Sometimes roundabout logic does makes sense. A BBC feature article published today is arguing that illegal file sharing has exposed a generation of artists to a infinity of influences that makes today’s bands better, strengthening the music business.
Robin Pecknold, who is the lead singer of the band “Fleet Foxes,” told the BBC that file sharing helped him discover music that inspired him–music which he may not have otherwise heard. “As much music as musicians can hear, that will only make music richer as an art form,” Pecknold told the BBC.

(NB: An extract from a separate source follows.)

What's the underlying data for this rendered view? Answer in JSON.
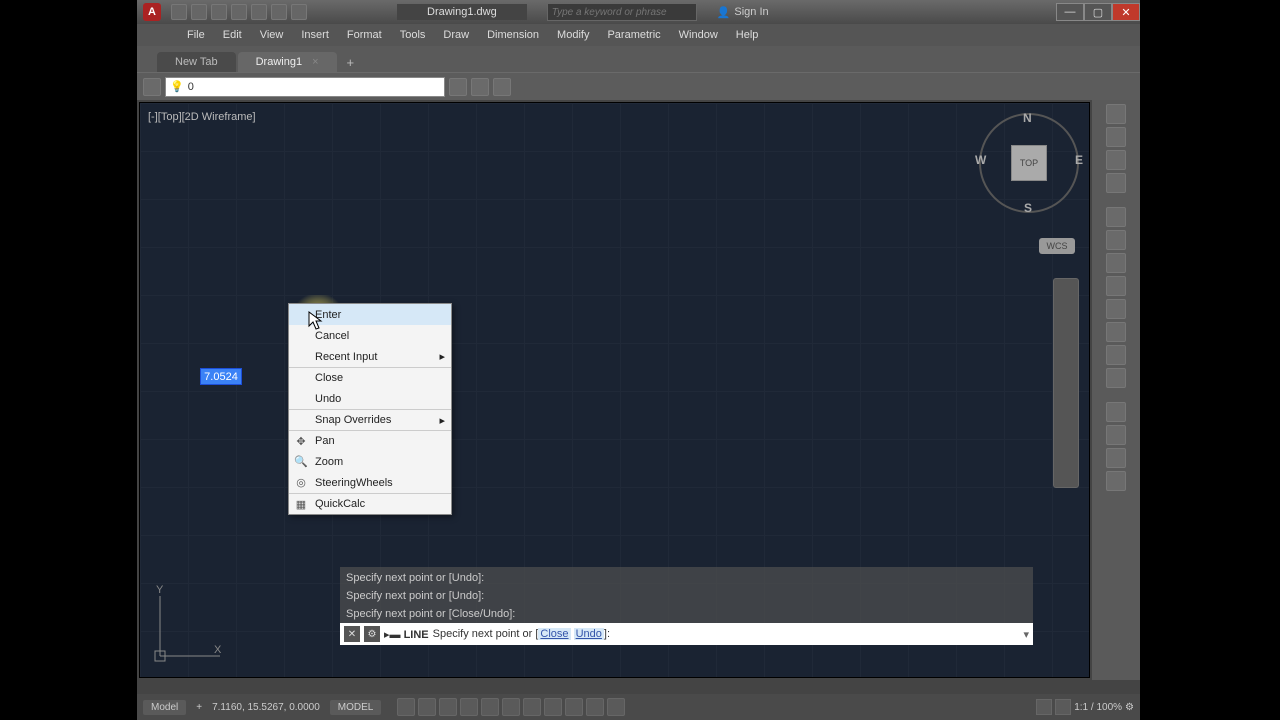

I can’t argue with him (well, aside from the stealing part). The Internet has revolutionized music discovery. It is shocking that the music industry never envisioned that broader exposure to music through the Web could yield some positive developments. Where were the music lovers in the business when the industry stood opposed to the Web?
Don’t get me wrong, something had to be done about Napster. There was a substantial loss of intellectual property happening, and piracy is not excusable. However, there was another way: The industry could have embraced the medium instead of going to war with grannies.
That tactic has been successful before. DVDs are a good example of copyright holders working in partnership with technology companies. It’s an obvious conclusion, but the music industry has made some major missteps with how it has handled the Web. Maybe the pirate artists will help save it.